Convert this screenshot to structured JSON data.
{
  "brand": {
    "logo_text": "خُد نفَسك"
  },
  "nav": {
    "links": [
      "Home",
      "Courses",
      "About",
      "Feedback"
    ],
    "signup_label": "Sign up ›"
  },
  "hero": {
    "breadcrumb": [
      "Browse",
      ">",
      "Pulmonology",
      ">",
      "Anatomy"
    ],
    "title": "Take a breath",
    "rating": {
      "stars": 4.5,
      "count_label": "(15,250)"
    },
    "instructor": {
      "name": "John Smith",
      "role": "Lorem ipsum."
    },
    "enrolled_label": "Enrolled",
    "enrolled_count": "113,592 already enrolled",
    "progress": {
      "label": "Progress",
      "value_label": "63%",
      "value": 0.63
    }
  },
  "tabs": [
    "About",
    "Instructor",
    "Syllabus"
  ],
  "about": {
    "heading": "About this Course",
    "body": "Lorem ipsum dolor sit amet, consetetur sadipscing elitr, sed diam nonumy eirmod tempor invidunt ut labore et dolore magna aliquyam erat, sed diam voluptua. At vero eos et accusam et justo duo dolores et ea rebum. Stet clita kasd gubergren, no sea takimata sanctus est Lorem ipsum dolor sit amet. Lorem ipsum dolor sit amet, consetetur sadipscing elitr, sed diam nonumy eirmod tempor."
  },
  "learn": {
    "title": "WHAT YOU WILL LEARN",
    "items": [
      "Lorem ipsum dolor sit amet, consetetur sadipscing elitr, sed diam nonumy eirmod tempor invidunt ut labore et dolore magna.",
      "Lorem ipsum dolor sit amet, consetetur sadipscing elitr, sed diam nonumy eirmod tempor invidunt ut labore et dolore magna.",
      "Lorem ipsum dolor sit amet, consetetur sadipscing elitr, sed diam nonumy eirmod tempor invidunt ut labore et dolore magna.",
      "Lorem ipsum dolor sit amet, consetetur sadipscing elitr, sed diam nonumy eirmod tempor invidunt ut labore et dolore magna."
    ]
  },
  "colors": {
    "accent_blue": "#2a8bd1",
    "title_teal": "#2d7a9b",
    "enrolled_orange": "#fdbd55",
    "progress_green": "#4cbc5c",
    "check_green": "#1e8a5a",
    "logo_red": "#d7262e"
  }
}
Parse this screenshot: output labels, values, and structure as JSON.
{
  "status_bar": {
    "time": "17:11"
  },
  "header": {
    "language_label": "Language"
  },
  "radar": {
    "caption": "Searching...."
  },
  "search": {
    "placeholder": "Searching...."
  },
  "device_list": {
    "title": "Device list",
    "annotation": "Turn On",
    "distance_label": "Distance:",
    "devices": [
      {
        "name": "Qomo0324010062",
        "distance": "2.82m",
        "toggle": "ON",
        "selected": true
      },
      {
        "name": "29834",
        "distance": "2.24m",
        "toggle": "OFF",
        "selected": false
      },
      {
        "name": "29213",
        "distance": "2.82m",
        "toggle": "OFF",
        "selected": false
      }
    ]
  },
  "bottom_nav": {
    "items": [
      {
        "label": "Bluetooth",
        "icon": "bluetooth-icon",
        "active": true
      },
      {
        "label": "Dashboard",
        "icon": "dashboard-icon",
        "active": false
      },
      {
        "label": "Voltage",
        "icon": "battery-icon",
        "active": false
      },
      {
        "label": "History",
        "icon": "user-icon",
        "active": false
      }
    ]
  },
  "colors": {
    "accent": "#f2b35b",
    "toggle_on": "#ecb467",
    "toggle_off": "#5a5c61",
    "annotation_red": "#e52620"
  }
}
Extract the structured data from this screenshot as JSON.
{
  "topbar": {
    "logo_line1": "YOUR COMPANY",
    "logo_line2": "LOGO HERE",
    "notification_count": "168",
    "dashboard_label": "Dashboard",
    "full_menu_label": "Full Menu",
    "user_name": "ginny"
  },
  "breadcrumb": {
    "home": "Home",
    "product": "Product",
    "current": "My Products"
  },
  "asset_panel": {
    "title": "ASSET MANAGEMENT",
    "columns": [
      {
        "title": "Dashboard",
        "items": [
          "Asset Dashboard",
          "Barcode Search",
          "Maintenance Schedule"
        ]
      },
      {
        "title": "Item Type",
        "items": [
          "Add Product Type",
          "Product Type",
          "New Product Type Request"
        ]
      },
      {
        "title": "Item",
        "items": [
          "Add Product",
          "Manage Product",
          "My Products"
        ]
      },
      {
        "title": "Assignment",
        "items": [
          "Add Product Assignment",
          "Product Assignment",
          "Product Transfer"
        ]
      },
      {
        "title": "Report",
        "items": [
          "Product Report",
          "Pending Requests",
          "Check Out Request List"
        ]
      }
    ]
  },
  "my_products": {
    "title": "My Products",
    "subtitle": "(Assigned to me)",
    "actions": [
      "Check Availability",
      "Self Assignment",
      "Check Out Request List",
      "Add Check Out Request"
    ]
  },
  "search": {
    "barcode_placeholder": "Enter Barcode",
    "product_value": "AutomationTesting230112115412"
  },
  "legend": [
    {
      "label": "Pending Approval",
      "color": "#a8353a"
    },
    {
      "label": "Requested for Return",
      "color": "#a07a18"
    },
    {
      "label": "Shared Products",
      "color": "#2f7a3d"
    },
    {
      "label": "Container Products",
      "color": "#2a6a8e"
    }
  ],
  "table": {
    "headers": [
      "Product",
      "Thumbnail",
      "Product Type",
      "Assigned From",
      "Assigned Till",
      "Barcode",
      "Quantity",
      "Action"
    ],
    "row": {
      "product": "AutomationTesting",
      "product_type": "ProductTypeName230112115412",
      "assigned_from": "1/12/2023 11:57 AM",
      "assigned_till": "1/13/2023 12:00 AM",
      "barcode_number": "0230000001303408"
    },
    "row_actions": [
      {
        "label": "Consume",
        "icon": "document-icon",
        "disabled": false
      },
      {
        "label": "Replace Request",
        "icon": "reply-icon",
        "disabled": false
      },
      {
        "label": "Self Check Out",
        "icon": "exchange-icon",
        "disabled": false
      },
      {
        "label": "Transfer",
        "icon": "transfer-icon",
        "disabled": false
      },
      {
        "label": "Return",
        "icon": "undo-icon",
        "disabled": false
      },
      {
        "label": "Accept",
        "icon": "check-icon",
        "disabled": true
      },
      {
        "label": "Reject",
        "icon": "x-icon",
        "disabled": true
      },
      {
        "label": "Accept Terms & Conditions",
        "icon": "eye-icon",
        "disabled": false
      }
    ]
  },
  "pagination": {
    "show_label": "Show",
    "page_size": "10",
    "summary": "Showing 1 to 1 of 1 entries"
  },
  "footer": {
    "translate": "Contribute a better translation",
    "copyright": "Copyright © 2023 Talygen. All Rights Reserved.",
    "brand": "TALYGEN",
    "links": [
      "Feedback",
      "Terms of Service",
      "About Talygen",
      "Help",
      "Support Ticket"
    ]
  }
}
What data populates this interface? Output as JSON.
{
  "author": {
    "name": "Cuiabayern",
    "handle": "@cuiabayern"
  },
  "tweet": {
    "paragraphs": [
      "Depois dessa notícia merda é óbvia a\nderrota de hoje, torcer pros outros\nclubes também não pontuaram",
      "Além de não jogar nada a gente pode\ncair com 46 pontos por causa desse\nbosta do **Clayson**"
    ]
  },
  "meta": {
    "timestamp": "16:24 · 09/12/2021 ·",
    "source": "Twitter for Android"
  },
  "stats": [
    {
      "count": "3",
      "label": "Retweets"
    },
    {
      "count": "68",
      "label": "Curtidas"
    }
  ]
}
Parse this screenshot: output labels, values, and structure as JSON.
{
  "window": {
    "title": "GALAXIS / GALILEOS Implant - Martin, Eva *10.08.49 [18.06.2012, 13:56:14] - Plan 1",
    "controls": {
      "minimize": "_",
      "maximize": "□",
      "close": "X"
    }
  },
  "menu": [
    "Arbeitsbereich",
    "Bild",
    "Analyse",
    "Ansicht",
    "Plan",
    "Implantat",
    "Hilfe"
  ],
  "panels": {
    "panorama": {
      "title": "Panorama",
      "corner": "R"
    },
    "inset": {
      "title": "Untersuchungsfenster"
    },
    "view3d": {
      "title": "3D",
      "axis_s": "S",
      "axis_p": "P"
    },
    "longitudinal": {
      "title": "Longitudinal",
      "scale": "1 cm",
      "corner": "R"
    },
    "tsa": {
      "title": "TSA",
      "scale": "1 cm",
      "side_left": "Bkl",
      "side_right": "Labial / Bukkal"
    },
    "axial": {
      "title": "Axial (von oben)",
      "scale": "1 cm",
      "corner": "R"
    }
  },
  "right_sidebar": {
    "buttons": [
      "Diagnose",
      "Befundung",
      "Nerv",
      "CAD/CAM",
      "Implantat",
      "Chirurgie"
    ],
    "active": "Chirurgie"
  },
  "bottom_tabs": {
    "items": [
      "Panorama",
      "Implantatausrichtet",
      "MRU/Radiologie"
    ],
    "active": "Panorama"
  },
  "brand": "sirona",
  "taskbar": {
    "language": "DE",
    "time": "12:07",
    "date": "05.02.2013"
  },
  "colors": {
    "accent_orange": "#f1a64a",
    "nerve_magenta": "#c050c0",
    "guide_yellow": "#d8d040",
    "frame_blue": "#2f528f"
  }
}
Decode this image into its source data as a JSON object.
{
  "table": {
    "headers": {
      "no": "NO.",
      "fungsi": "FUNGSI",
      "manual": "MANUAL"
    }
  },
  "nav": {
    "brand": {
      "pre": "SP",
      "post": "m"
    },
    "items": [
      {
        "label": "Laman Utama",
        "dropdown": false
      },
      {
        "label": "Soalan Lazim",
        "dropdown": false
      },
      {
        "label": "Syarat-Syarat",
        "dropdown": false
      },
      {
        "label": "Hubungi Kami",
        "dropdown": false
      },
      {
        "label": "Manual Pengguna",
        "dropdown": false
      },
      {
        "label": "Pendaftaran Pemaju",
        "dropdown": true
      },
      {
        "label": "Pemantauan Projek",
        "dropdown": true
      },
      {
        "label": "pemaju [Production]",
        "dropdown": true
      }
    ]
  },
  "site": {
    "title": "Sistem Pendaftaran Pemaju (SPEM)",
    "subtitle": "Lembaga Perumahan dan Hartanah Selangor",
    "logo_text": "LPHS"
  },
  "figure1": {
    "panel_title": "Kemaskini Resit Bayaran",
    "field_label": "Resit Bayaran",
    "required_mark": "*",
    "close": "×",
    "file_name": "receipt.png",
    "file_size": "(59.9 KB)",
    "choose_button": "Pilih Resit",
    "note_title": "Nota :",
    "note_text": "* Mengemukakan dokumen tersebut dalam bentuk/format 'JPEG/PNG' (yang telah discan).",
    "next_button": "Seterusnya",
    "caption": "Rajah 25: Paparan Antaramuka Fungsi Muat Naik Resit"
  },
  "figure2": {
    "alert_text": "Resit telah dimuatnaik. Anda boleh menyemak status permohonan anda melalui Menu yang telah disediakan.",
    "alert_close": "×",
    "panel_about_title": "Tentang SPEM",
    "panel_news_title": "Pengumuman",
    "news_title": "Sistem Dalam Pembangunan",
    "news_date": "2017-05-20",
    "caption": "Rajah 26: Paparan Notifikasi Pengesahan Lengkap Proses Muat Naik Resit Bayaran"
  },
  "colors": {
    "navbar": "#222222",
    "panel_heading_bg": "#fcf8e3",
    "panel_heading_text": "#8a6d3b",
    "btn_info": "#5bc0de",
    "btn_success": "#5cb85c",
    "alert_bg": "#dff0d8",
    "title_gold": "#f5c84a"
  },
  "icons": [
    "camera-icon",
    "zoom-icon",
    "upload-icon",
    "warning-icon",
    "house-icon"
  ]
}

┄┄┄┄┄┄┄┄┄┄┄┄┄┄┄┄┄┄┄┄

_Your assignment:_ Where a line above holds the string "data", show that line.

_Final answer:_
Convert this screenshot to structured JSON data.
Extract the structured data from this screenshot as JSON.
What data populates this interface? Output as JSON.
Decode this image into its source data as a JSON object.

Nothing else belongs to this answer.